Rita Valencia
Tampa, Florida

I find Chris Floyd's column very interesting and amusing. In fact I look foward to it in every edition. He has a certain writing style in the vernacular that is refreshing and delightful -- if only it could be taken seriously. With all due respect, if our government leaders are so diabolical, how come our standard of living is so great?

Richard Papp
Groton, Massachusetts

Axis Angst

In response to "A Relationship in Need of a Spark," a comment by Ariel Cohen on Aug. 29.

It does worry me that Russia seems to be supporting "axis-of-evil" countries in spite of the fanaticism that exists in them. It would be like the United States supporting Chechnya.

James Phillips
Fairmont, West Virginia

Turning a Blind Eye

In response to "Alliance Hangs in Balance," a column by Pavel Felgenhauer on Aug. 29.

Pavel Felgenhauer is right on in his column about the Russian government's efforts to destroy its budding relationship with the United States by fomenting relationships with and providing military assistance to U.S. foes such as Iran, China and North Korea.

I dare not think how outraged Russians would be if the United States began providing military aid to Chechnya, yet Russians apparently have no hesitation in supporting America's enemies. Surely, as Felgenhauer convincingly shows, Russia's actions will alienate U.S. policy-makers and their constituents. Perhaps this is what the Russian polity desires. After all, it was ordinary Russians and not the regime who besieged the U.S. Embassy in Moscow, burning American flags and chanting anti-U.S. slogans, when the United States sought to oust Slobodan Milosevic (now on trial in Europe for war crimes) in Yugoslavia. The regime merely turned a blind eye. But how can Russians imagine that their country can afford such folly?

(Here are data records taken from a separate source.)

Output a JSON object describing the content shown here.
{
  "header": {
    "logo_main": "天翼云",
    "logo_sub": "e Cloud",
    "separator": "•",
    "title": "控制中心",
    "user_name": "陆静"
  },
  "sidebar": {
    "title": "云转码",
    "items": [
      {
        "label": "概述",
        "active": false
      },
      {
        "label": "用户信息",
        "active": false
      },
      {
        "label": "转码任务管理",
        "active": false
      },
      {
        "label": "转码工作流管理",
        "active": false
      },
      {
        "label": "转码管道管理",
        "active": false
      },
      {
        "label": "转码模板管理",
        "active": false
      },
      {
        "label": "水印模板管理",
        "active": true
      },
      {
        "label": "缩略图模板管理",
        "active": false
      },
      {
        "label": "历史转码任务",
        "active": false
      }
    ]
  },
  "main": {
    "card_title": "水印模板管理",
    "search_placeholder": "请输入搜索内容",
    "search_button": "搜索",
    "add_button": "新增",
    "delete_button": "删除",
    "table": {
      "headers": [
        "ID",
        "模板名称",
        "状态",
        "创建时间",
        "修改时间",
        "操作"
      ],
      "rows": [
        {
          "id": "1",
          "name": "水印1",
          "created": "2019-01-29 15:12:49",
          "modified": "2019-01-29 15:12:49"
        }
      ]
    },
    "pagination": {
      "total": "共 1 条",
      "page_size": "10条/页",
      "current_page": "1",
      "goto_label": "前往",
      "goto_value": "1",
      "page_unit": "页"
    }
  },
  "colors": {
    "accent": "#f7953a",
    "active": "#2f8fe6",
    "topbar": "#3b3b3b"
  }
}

When was the last time any Russian saw an American burning a Russian flag?

Lenard Leeds
Atlanta, Georgia